AIU uses the PLA test to offer all students the chance to receive credit for any number of prior life experiences. These can include transfer credits from any and all college and university level courses. Completion programs also include military training and especially any occupational specialty training included in your military career. That might mean any technical training or management or accounting methods or procedures.
Standardized assessments or examinations you’ve taken could also knock off some of your credit requirements. If you’ve taken a CLEP or DSST Examination, either could count for college credit. Any Course Challenge Examinations or Advanced Placement (AP) Examination can count and, most schools, AIU in particular, will consider just about any examination you may have taken.
Just about every online degree program will consider some experiential learning, which can also depend a lot on the program you intend to enter into. In particular, courses in design, technology or accounting may be more likely to accept these types of experiences. Experiential Learning Assessments are usually conducted as portfolio reviews or intensive interviews over some or all of the course materials.
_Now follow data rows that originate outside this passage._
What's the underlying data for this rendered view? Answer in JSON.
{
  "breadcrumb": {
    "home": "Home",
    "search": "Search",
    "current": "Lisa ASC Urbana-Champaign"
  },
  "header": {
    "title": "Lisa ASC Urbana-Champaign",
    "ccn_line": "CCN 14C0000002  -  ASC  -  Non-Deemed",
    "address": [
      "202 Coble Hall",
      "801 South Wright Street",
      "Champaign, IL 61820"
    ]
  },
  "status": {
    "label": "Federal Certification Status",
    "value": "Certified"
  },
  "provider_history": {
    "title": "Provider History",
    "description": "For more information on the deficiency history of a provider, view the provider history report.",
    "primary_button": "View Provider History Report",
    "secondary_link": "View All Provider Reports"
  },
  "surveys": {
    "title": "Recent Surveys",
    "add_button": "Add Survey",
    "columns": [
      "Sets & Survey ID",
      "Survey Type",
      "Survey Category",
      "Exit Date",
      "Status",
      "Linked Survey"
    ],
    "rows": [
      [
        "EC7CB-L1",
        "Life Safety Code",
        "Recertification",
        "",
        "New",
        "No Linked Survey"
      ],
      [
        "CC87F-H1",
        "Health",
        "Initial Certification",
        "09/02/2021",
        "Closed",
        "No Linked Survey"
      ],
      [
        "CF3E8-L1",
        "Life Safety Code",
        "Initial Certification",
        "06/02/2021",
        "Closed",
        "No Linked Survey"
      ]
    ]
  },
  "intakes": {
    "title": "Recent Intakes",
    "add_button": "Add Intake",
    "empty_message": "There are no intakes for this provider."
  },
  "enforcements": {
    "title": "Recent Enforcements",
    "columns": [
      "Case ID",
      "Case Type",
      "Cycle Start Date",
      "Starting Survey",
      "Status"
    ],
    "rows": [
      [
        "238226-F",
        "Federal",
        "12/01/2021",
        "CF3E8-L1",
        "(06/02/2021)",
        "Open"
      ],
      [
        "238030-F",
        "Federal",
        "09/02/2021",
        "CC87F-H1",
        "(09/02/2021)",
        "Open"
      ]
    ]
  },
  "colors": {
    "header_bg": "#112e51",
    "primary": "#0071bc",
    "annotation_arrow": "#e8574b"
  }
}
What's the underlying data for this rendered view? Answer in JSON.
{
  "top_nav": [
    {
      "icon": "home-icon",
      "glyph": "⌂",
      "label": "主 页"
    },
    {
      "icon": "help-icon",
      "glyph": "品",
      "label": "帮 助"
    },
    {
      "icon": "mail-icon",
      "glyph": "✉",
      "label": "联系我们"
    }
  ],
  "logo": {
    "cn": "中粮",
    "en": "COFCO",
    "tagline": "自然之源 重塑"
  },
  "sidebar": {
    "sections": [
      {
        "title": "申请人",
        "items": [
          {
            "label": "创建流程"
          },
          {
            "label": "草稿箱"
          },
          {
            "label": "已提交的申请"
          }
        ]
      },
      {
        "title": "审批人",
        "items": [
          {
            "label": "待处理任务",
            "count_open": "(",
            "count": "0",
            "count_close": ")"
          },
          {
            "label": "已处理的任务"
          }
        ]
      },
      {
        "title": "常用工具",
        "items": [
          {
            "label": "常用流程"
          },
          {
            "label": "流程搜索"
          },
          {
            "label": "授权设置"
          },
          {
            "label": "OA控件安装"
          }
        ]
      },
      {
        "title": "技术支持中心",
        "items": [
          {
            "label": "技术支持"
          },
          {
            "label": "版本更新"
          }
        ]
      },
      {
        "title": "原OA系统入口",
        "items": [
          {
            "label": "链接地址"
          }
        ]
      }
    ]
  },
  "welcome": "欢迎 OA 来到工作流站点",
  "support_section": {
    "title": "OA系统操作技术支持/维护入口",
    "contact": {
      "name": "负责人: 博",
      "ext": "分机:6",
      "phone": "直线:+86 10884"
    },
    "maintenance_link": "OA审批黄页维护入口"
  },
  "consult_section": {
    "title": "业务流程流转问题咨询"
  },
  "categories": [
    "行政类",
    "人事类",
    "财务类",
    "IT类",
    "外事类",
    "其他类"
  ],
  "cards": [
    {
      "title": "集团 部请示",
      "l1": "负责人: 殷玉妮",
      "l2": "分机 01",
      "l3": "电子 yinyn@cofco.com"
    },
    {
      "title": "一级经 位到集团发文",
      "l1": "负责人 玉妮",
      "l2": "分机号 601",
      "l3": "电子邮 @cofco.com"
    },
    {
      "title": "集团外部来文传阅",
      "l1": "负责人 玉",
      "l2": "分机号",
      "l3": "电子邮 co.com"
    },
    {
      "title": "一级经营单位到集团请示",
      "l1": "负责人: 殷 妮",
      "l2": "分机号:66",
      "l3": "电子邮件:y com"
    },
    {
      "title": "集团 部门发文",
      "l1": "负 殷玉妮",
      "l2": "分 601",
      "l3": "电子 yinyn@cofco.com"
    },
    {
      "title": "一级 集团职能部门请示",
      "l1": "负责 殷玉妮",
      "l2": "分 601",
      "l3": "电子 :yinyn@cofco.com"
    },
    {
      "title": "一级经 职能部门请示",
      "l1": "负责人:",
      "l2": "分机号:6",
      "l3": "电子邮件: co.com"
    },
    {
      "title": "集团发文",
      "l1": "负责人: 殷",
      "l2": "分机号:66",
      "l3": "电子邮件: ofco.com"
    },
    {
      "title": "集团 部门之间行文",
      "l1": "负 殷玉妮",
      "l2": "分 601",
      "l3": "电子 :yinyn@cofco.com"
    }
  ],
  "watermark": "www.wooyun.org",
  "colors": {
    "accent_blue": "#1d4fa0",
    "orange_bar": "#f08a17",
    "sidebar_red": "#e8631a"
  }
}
An Evaluation of Local Training might evaluate material from instructional programs that the school is already aware of, and some schools will conduct Challenge Exams which are tests designed specifically to verify learning that took place in a non-academic setting.
Advanced Placement (AP) Exams, Excelsior College Examination Program, (formerly, Regents College Exams or ACT/PEP Exams), and DSST Credit by Exam Program (formerly known as the DANTES Program) can all count for lower level course work and should clear up some of your earlier credit requirements.
Adult learning can and, very often in life, does take place outside of your school. You know that. Luckily so do most of the online schools you’ll encounter when looking to advance your own lot in live. Look carefully through the catalog of whatever school you’re considering, especially if you’ve had any of the tests, training or courses mentioned above. There’s nothing worse than the regret that comes from not doing something you really could take care of. Fortunately, not getting your degree is one thing you really can change and the Prior Learning Assessment can make it easier, faster and cheaper.
Written by James Tomon – Degree Jungle Staff Writer